Assignment: Every line below that holds the string "icon" must be copied.

———

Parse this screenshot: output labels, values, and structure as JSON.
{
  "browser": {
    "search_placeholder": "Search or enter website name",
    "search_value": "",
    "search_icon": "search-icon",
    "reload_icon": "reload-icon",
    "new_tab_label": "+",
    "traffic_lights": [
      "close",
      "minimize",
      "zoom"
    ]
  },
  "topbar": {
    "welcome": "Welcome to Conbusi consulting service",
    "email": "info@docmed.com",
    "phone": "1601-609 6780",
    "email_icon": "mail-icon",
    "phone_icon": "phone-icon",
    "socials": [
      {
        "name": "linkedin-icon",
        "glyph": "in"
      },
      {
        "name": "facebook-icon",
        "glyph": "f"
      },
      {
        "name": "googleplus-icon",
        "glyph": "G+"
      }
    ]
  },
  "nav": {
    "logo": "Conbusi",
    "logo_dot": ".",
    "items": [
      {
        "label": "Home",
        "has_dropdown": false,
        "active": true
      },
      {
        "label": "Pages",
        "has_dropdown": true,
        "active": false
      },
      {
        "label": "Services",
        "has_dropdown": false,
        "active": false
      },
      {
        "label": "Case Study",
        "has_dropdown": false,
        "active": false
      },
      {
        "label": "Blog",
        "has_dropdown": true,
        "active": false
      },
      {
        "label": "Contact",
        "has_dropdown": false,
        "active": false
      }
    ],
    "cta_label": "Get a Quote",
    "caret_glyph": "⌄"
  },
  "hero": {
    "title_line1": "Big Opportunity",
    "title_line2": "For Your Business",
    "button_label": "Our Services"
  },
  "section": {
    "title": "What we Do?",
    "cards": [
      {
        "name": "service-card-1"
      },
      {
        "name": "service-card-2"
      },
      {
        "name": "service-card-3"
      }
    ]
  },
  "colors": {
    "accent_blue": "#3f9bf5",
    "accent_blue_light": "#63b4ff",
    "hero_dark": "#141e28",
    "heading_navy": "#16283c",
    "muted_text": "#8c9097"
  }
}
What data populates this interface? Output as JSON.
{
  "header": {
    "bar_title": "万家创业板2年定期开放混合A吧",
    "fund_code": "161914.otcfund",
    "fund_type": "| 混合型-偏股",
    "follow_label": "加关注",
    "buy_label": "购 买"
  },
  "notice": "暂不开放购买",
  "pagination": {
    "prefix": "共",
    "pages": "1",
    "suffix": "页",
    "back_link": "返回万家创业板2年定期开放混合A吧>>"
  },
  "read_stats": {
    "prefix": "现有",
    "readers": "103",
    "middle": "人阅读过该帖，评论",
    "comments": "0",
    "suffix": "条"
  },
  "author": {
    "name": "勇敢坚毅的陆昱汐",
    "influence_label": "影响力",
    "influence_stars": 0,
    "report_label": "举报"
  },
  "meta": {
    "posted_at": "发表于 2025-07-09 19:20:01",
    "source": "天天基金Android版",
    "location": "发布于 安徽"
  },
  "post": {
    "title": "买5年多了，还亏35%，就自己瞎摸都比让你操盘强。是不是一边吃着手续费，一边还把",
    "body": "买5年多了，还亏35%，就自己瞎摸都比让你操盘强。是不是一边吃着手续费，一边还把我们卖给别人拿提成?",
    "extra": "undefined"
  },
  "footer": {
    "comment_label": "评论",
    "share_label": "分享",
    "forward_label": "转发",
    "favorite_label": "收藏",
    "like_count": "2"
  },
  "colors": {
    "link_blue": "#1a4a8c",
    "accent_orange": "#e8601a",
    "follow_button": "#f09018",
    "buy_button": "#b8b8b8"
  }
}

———

Reply to the exercise:
    "search_icon": "search-icon",
    "reload_icon": "reload-icon",
    "email_icon": "mail-icon",
    "phone_icon": "phone-icon",
        "name": "linkedin-icon",
        "name": "facebook-icon",
        "name": "googleplus-icon",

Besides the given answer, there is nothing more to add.